■ What you need to do ■
Count each line below that has "Shuffle" anywhere in it. Answer with the total alone.

:: Working data

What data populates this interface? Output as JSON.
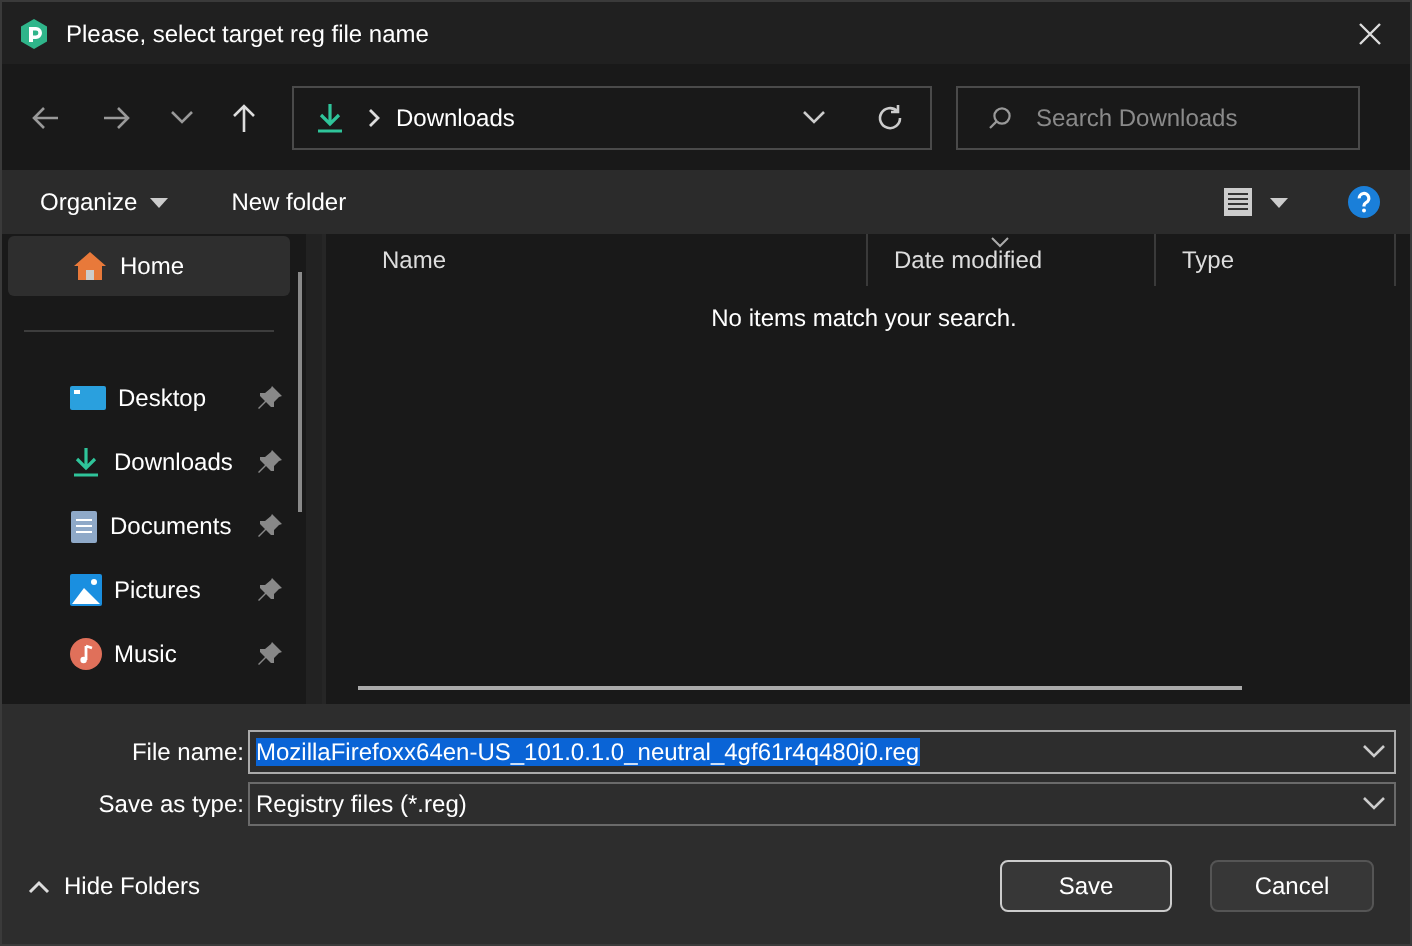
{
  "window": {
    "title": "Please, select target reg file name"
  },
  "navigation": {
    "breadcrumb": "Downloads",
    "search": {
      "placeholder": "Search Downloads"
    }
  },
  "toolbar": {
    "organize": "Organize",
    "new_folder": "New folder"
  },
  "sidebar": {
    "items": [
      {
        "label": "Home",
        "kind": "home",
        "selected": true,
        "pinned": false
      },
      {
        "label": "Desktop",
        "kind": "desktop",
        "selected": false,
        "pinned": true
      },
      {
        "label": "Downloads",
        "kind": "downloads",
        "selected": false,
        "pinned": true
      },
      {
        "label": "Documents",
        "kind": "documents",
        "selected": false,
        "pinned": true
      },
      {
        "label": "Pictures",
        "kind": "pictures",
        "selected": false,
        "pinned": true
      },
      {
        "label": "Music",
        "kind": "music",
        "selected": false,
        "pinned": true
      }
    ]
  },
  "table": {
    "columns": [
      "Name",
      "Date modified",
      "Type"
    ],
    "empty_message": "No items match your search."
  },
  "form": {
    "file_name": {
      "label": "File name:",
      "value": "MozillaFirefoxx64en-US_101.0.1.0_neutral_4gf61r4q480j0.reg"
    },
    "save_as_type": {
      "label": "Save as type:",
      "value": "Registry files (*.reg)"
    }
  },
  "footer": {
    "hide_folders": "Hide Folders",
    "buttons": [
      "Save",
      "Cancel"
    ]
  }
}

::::
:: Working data

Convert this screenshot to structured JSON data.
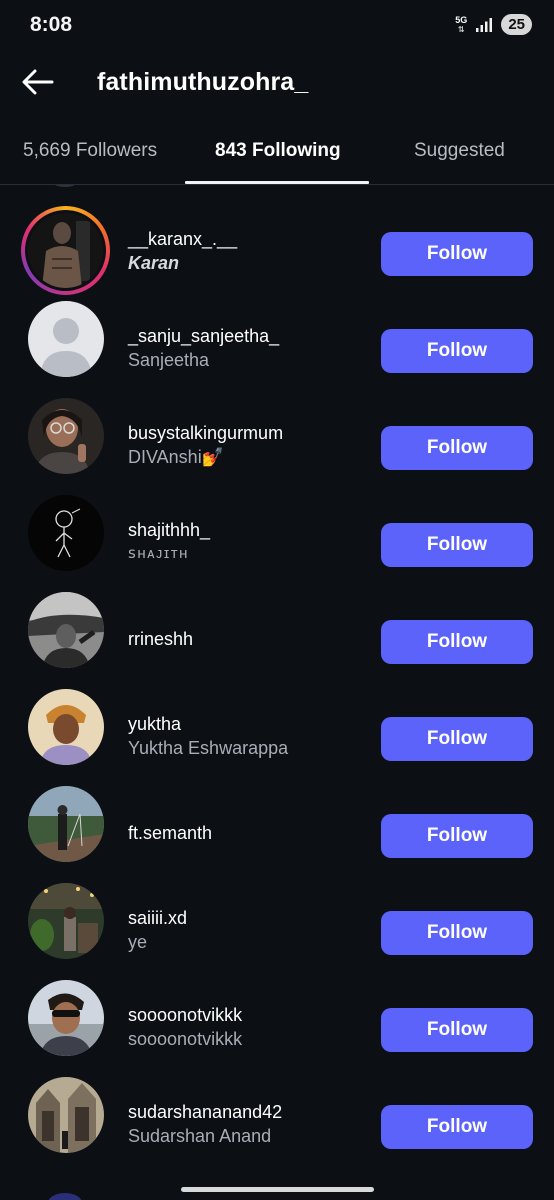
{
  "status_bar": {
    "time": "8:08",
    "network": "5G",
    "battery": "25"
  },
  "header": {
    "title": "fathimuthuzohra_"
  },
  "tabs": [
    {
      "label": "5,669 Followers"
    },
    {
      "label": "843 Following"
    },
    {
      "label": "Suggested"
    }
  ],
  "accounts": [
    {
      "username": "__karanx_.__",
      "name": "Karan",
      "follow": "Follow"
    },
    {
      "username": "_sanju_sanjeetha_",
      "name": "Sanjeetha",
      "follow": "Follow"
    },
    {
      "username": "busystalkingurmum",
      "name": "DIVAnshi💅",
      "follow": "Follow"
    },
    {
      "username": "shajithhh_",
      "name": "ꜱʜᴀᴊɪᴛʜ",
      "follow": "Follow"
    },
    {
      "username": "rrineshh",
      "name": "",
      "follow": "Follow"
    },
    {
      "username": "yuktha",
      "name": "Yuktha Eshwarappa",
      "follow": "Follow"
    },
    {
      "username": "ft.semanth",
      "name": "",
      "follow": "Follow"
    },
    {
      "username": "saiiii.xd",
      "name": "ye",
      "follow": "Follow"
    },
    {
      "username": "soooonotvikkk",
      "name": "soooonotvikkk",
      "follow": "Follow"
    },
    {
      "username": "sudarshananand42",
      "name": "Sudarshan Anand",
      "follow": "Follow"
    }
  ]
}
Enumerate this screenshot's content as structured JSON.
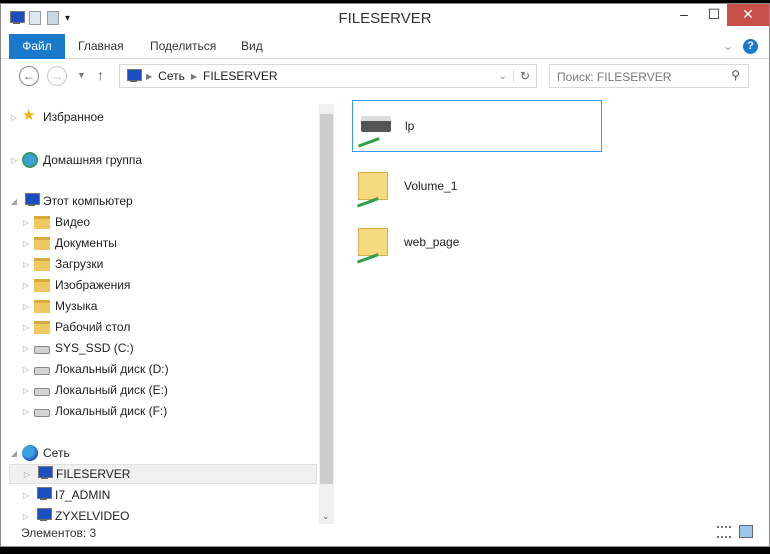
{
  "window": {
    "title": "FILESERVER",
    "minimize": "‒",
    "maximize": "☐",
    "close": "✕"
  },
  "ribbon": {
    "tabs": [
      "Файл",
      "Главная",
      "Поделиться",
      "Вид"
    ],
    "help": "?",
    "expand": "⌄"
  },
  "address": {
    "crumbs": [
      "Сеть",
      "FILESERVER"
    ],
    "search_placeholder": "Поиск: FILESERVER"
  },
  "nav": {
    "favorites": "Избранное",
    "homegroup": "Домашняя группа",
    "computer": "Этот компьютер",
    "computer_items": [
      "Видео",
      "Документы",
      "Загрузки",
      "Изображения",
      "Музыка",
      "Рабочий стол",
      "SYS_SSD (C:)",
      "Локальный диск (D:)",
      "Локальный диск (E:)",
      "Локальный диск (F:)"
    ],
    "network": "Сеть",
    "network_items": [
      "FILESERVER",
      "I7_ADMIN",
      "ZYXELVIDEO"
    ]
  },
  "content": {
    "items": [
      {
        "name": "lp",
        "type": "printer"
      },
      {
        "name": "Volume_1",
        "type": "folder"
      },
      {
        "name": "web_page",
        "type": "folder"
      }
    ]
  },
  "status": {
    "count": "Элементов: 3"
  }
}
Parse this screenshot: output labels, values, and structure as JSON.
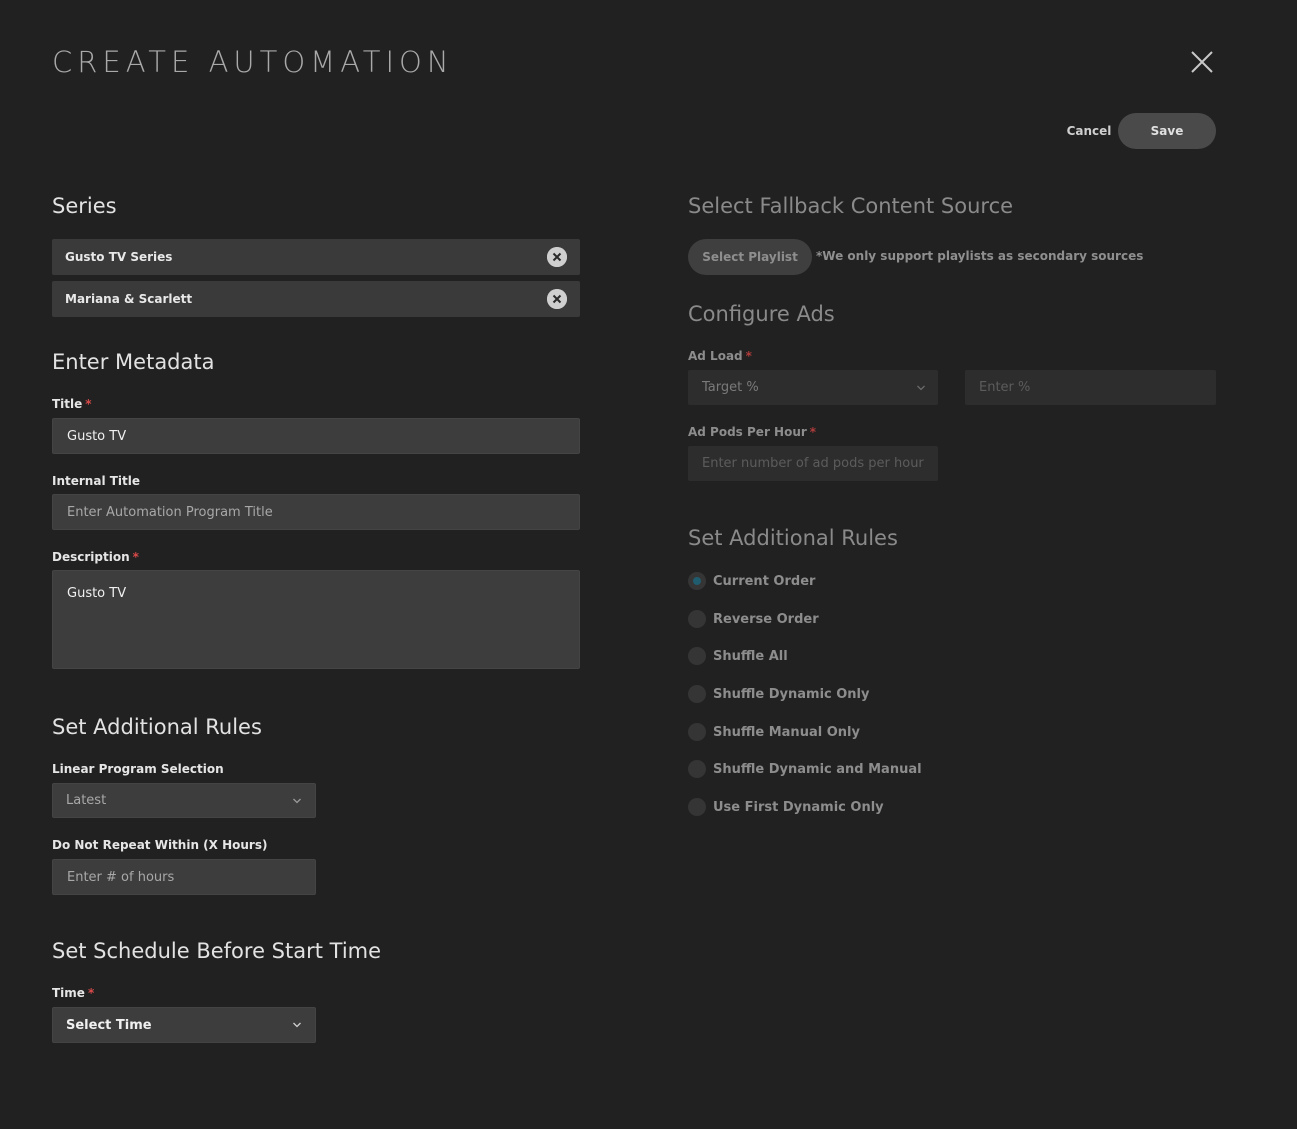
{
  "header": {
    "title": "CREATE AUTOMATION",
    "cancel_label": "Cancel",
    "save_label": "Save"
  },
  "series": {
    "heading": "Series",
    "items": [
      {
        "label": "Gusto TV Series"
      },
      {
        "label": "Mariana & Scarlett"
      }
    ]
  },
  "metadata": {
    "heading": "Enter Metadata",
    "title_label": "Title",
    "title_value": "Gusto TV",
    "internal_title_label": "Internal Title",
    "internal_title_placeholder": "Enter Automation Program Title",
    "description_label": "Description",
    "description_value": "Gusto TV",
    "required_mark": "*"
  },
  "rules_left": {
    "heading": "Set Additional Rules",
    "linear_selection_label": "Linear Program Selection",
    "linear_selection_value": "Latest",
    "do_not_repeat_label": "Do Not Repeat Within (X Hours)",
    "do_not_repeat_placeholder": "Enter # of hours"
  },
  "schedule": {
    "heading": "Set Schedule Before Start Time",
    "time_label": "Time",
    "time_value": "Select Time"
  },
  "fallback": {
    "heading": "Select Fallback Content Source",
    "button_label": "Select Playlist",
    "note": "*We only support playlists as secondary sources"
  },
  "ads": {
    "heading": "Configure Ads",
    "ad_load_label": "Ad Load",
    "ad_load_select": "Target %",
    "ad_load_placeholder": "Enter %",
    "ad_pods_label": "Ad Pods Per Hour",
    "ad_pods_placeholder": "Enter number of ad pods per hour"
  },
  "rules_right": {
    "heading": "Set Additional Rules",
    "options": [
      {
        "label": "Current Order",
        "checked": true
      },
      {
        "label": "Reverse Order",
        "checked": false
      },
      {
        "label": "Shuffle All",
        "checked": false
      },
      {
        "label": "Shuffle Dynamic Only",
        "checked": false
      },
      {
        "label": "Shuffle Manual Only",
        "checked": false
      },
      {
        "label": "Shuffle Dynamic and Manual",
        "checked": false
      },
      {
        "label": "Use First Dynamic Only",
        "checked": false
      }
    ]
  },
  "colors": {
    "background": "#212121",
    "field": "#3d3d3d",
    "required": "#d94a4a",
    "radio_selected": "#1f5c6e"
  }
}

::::

■ Result of the task ■
4